Exercise: Please tally the lines in the records that include the word "asetukset" and answer with the bare number.

(Element data from apps and pages)
---+---
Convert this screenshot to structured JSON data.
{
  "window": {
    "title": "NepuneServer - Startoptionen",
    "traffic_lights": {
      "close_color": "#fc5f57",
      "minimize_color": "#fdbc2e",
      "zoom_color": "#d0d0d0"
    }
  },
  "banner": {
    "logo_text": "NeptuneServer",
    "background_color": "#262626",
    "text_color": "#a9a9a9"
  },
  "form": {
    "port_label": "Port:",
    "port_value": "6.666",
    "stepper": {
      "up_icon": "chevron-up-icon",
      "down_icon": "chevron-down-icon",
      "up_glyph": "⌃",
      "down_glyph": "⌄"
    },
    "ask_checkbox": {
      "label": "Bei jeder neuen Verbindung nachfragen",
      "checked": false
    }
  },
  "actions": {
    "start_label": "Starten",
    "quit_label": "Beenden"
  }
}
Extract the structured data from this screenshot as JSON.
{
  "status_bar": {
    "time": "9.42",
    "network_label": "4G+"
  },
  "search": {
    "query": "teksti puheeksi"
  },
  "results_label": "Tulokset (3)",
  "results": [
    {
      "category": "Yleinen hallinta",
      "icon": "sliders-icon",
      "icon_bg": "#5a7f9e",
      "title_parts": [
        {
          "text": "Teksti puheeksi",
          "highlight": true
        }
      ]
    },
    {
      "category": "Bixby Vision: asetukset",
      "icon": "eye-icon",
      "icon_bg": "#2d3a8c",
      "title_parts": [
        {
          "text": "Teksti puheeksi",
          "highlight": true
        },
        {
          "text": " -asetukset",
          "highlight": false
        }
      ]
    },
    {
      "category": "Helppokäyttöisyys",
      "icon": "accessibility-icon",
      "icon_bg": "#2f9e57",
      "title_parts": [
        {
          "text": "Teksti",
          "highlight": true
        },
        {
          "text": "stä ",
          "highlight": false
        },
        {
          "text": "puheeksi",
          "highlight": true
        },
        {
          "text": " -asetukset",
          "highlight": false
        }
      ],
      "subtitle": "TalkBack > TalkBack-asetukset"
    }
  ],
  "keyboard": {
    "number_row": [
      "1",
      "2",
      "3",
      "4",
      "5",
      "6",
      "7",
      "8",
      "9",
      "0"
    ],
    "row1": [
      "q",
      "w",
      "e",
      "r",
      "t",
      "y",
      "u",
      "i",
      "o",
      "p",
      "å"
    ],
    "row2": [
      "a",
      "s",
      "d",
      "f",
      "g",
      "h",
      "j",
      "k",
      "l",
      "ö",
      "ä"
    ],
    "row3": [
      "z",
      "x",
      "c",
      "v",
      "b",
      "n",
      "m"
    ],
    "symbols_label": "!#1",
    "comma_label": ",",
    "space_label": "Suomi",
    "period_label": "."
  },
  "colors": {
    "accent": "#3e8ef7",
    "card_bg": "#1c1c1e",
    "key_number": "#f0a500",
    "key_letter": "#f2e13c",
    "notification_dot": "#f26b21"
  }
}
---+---
Your solution: 4